Citrus green mould, caused by Penicillium digitatum, is a serious postharvest disease which affects oranges during storage and in transit. The disease is mainly managed by application of postharvest fungicides. Some plant extracts have been shown to effectively inhibit P. digitatum growth. The aim of the study was to determine the efficacy of methanolic extracts of Monsonia burkeana and Euphorbia ingens on P. digitatum growth and citrus green mould severity under laboratory conditions. M. burkeana and E. ingens samples were collected from Sekhukhuni district in Limpopo, dried under shade and extracts were prepared using methanol. The final extract powder was used to amend growth medium and to prepare a water-based spray for artificial fruit infection. Both tested plant extracts inhibited P. digitatum growth in vitro. All concentrations of E. ingens had an equally significant effect on the pathogen growth when compared with the control.
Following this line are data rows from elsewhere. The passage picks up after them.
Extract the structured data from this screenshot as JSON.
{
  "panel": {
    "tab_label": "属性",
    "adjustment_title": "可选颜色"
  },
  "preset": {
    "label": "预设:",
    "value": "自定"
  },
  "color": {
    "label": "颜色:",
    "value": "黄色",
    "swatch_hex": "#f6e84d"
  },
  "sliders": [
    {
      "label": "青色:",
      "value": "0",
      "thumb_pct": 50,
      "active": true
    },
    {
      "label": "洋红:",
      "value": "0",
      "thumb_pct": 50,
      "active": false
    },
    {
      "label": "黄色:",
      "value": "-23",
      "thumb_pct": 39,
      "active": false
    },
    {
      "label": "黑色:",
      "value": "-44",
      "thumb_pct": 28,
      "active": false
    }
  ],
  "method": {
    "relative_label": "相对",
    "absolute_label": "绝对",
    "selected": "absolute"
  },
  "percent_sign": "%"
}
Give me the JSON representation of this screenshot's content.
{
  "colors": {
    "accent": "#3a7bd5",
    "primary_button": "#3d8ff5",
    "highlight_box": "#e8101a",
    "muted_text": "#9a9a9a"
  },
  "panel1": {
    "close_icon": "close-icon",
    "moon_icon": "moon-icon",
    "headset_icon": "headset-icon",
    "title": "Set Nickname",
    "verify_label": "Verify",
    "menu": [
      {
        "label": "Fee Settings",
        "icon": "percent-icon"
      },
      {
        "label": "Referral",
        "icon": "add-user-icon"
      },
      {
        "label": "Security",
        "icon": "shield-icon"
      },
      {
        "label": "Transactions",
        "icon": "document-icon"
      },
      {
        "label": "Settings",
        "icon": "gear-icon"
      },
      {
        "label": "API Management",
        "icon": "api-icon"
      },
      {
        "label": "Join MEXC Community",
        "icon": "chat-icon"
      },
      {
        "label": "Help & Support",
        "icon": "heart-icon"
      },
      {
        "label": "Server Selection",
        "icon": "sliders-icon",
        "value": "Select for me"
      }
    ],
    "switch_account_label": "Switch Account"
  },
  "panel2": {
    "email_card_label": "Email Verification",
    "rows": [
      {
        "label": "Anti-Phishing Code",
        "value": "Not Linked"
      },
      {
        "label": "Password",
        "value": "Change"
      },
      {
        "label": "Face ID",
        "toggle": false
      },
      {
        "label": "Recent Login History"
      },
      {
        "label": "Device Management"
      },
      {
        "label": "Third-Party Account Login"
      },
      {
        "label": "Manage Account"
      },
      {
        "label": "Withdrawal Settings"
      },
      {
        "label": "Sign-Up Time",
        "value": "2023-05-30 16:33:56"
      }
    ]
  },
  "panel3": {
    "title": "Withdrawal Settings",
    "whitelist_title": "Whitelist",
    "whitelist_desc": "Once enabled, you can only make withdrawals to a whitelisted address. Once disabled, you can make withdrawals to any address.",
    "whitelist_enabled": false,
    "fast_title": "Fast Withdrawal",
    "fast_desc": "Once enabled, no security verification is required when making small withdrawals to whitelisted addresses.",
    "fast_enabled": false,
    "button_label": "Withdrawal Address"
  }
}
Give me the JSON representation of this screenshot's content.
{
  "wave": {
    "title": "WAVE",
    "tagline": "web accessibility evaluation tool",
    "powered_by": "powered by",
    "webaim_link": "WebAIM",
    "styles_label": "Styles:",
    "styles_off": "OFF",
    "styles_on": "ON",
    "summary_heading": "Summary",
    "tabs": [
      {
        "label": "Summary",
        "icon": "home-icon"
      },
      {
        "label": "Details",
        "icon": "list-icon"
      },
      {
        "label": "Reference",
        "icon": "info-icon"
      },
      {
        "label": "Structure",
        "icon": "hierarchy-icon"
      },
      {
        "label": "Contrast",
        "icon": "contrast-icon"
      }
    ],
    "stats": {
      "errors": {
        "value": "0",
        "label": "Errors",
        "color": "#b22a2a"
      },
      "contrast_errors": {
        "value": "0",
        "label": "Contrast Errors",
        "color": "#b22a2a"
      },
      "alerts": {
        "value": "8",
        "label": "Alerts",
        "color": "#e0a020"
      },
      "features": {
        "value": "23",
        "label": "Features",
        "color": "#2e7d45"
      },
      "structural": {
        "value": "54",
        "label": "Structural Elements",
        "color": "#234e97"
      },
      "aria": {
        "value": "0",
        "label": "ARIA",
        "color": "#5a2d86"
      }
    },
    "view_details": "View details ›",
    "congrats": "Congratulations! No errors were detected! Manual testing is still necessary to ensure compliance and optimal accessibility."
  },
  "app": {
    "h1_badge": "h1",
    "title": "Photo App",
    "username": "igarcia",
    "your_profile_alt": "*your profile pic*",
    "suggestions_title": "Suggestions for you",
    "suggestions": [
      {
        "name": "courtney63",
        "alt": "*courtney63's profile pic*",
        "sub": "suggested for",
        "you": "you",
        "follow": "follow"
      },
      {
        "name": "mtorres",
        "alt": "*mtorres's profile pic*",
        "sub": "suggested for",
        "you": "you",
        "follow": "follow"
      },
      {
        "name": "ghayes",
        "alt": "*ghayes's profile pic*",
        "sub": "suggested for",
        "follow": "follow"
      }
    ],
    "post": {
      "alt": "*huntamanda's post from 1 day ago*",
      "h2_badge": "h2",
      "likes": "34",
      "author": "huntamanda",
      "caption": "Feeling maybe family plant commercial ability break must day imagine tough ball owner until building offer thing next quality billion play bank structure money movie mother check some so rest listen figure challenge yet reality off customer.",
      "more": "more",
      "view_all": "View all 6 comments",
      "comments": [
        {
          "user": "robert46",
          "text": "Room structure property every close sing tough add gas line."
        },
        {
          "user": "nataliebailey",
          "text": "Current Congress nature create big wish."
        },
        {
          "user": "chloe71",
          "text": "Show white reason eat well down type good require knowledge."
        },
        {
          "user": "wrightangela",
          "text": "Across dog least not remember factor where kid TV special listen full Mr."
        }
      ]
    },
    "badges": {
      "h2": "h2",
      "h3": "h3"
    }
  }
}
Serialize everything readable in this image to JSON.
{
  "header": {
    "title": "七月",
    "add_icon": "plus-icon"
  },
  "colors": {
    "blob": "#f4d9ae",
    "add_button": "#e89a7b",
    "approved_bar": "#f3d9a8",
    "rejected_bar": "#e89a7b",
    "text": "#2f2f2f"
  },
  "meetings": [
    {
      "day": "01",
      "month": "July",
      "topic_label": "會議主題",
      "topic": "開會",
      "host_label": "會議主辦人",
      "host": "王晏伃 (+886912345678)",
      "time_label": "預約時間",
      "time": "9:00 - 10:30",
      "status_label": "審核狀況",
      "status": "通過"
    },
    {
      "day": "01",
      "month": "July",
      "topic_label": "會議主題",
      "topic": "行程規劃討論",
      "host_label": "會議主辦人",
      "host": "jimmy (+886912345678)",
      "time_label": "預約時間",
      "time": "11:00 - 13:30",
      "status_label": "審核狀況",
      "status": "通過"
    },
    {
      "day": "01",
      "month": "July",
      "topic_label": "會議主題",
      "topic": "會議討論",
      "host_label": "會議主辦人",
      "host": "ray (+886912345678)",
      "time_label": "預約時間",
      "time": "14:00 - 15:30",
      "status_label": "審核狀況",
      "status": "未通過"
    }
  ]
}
M. burkeana concentrations displayed varying suppressive effect on pathogen growth. Extracts of both plants were also able to significantly reduce disease severity in artificially infected citrus fruits when compared with the control. In conclusion, these results showed both extracts of M. burkeana and E. ingens had suppressive effects against P. digitatum.
The relative seasonal abundance of indigenous heteropterans occurring on Litchi chinensis Sonn. was studied in the Mpumalanga province of South Africa. Litchi appears to be a good host for these insects as 669 individuals from 22 species were recovered during the study period lasting approximately 15 months. The coconut bug Pseudotheraptus wayi Brown was not the dominant stink bug as was expected, but rather Coenomorpha nervosa Dallas and Pseudatelus raptorius (Germar) which represented nearly 80% of the individual insects that were recovered. Not only were these two species numerically dominant, they were also the only species that were able to breed in this crop. Additionally, both species were also abundant when fruit was available on the trees. None of the other heteropterans were able to breed in litchis as only adults were recovered. These insects also occurred in low numbers and were abundant during autumn and winter when no fruit were available on the trees. This implies possible competitive displacement of lesser important heteropterans by C. nervosa. Damage previously ascribed to P. wayi may actually be caused by C. nervosa and possibly P. raptorius. P. wayi overwintered on litchis and could be controlled on this crop during this time in order to reduce their impact in adjoining alternative subtropical fruit tree hosts.